Research at the Faculty of Mathematics and Physics

Fundamentals for innovation and progress in pure and applied mathematics and in the following fields: quantum optics, gravitation, solid state physics, meteorology and radioecology

  • Institute of Gravitational Physics - Picture: Installation of the stabilised 200-watt laser system at the Advanced LIGO Gravitational Wave Detector in Hanford (USA) (photo: Willke)

  • Institute of Differential Geometry - Picture: The Klein Bottle as an example of a non-oriented closed space

  • Institute of Solid-State Physics - Picture: diagram of a graphene nanoribbon (black atoms) on SiC (orange-grey). Inset: the transport behaviour can be measured in detail with a 4-tip STM. (picture: Tegenkamp)

  • Institute of Algebra, Number Theory and Discrete Mathematics

  • Institute of Mathematics and Physics Education - Picture: A pupil investigates the spread of hot water in cold water (photo: Weßnigk)

  • Institute of Analysis - Picture: Mathematical Physics/Spectral theory: Spectrum of a Schrödinger operator with magnetic field dependent on disturbances of varying strength (picture: Gruber)

  • Institute of Algebraic Geometry - Picture: Mirror symmetry of isolated singularities of algebraic varieties (picture: A. Frühbis-Krüger, K. Frey)

  • Institute of Applied Mathematics - Picture: Simulation of the spread of an invasive tumour with a necrotic nucleus: Example of a diffuse, age-structured population (Image: Walker, Webb)

  • Institute of Meteorology and Climatology – Picture: Influence of turbulence generated by a building (blue) on a landing aircraft.

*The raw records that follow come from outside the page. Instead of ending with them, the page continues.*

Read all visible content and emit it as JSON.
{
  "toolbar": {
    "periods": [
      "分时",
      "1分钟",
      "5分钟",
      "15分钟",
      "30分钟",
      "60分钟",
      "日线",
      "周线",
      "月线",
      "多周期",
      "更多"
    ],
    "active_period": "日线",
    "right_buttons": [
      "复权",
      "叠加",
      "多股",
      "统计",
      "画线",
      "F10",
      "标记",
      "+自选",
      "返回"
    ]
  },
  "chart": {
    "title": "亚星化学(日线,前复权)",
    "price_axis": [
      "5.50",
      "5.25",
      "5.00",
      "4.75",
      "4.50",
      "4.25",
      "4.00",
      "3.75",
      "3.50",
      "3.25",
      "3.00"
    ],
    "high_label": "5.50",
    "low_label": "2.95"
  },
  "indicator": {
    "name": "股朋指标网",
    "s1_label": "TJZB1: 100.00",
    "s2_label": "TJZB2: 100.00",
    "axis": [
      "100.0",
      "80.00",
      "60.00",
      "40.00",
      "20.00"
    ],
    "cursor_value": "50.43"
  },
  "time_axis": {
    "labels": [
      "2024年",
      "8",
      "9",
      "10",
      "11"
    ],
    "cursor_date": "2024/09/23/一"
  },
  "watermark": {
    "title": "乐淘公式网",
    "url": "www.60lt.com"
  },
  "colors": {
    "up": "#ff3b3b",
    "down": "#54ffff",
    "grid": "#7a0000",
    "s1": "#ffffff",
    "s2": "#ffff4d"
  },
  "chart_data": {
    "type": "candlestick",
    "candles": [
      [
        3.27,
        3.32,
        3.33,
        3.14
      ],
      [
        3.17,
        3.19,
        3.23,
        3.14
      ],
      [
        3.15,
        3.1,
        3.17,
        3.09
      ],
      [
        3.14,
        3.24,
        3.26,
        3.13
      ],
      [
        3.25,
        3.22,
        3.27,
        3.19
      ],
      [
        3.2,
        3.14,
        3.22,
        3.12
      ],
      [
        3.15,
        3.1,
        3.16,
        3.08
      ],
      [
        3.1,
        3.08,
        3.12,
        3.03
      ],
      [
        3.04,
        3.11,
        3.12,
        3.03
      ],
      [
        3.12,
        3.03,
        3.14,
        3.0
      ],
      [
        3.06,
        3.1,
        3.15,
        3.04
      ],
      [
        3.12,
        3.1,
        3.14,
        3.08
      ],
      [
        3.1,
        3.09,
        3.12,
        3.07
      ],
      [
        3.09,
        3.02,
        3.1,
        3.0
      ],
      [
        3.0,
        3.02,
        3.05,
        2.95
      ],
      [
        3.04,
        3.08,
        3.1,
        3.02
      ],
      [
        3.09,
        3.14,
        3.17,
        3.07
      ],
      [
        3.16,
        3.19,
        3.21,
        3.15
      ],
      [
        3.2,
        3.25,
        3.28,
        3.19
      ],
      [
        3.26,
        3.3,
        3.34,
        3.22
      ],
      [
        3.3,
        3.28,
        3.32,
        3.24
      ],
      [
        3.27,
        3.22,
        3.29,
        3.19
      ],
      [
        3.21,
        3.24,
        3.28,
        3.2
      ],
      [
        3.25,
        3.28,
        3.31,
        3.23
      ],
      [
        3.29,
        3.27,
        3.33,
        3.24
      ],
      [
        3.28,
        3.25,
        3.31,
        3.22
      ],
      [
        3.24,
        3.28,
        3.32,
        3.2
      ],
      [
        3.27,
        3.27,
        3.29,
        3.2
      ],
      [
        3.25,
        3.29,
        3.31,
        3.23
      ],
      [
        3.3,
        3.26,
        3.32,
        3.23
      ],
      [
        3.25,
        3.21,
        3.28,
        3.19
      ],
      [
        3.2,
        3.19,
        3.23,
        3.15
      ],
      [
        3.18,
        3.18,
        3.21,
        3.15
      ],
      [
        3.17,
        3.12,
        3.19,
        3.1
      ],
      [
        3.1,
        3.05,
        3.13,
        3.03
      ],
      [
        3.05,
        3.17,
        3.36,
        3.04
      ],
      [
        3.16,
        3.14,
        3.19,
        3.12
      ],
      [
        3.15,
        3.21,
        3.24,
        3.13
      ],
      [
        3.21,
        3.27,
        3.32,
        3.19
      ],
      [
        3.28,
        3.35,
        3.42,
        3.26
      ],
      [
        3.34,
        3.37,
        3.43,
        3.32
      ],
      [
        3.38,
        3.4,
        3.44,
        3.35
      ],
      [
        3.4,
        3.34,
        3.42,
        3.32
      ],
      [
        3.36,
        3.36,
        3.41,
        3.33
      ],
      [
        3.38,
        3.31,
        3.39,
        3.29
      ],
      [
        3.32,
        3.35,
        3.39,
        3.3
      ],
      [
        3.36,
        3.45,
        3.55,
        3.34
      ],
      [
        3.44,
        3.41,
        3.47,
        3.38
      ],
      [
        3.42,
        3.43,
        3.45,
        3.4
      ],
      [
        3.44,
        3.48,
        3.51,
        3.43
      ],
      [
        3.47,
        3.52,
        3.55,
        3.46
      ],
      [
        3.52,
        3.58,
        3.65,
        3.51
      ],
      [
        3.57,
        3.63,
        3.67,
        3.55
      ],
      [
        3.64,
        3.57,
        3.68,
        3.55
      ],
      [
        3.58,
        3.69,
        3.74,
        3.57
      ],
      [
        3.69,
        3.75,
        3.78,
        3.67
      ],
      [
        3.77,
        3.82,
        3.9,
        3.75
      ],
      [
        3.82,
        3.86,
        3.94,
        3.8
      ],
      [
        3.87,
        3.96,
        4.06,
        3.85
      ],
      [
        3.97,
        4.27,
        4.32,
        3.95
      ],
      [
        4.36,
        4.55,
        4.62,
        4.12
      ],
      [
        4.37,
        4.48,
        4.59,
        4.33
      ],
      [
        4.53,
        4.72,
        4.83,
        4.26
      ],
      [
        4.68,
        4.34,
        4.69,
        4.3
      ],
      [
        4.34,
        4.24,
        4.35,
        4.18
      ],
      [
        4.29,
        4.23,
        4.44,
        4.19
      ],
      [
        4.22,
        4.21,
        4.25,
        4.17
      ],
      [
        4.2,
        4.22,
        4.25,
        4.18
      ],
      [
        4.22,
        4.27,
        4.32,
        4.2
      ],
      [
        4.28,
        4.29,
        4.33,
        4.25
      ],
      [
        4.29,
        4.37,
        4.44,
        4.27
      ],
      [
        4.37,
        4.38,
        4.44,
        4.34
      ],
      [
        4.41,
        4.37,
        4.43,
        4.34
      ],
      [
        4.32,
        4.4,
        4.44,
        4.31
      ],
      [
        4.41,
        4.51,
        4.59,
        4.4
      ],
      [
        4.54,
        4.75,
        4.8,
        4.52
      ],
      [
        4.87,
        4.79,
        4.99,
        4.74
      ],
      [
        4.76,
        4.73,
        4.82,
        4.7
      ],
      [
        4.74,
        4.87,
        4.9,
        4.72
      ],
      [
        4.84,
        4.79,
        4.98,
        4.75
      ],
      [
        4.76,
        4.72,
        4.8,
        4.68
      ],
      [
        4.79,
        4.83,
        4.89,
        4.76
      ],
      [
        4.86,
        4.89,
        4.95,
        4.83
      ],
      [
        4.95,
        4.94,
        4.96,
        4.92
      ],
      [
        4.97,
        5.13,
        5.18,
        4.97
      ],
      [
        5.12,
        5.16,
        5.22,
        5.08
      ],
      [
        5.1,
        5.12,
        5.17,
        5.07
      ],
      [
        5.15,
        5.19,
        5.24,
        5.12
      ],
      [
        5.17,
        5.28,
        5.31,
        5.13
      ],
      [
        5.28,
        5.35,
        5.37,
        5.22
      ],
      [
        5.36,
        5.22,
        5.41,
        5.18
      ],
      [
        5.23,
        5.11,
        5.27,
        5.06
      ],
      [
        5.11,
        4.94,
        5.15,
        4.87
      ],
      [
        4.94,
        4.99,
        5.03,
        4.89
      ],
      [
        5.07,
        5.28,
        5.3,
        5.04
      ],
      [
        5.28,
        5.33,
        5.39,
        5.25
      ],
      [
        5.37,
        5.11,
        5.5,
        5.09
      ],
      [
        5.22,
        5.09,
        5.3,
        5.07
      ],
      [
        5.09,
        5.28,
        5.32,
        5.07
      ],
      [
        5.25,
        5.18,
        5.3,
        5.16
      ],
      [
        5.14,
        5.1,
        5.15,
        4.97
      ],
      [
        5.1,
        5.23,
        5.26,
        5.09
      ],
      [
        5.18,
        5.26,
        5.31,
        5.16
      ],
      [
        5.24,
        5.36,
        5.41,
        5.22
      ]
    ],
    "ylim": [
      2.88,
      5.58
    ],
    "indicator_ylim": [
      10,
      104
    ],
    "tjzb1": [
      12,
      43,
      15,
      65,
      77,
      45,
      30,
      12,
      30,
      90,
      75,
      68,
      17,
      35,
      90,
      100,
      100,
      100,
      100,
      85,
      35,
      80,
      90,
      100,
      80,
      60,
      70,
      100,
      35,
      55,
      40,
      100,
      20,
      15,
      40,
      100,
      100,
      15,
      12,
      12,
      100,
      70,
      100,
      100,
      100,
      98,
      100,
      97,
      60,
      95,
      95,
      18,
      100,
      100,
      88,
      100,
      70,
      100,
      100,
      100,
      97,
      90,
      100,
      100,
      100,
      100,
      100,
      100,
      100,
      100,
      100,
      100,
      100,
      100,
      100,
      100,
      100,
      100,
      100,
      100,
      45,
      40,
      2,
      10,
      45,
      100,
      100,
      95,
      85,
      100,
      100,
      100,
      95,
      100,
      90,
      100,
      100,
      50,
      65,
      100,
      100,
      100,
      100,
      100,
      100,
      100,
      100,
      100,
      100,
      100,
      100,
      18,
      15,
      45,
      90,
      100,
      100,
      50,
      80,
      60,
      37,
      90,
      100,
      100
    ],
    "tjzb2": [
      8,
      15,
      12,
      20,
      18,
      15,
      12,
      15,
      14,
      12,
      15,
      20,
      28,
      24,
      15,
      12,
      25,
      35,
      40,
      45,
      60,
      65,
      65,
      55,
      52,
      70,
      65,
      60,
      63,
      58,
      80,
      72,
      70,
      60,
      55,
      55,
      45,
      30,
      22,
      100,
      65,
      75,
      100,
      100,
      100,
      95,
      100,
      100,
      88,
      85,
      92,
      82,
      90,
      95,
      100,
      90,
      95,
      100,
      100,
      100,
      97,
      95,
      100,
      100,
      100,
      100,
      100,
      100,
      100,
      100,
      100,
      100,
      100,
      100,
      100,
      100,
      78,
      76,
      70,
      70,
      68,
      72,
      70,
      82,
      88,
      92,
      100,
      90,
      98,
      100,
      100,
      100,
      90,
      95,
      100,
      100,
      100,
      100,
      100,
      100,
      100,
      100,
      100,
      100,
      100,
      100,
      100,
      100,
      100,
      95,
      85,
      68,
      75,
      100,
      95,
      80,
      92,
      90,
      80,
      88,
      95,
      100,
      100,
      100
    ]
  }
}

Red / green areas indicate areas of high / low turbulence intensity. (photo: Knoop, Knigge)

  • Institute of Quantum Optics – Picture: Two-colour pumped optical parametric amplifier for generating single-cycle laser pulses (photo: Morgner)

Information on individual research areas at our faculty can be found on the pages of the relevant Institutes

An overview of the different research areas can be gained from our faculty handbook

GRAVITATIONAL WAVES DEMONSTRATED

The first observation of two merging black holes by LIGO

For the first time, scientists have observed ripples of space-time, called gravitational waves, which - triggered by a major event in the distant universe - reached the earth. This observation confirms an important prediction of the general relativity theory formulated by Albert Einstein in 1915. At the same time it opens a completely new window to the cosmos.

Press Releases of Leibniz Universität Hannover

Gravitationswellen, die während der Verschmelzung zweier Schwarzer Löcher abgestrahlt werden. Abb. 18 © S. Ossokine, A. Buonanno (Max-Planck-Institut für Gravitationsphysik), Simulating eXtreme Spacetimes Projekt, D. Steinhauser (Airborne Hydro Mapping GmbH) Gravitationswellen, die während der Verschmelzung zweier Schwarzer Löcher abgestrahlt werden. Abb. 18 © S. Ossokine, A. Buonanno (Max-Planck-Institut für Gravitationsphysik), Simulating eXtreme Spacetimes Projekt, D. Steinhauser (Airborne Hydro Mapping GmbH) Gravitationswellen, die während der Verschmelzung zweier Schwarzer Löcher abgestrahlt werden. Abb. 18 © S. Ossokine, A. Buonanno (Max-Planck-Institut für Gravitationsphysik), Simulating eXtreme Spacetimes Projekt, D. Steinhauser (Airborne Hydro Mapping GmbH)
Gravitational waves emitted during the fusion of two black holes.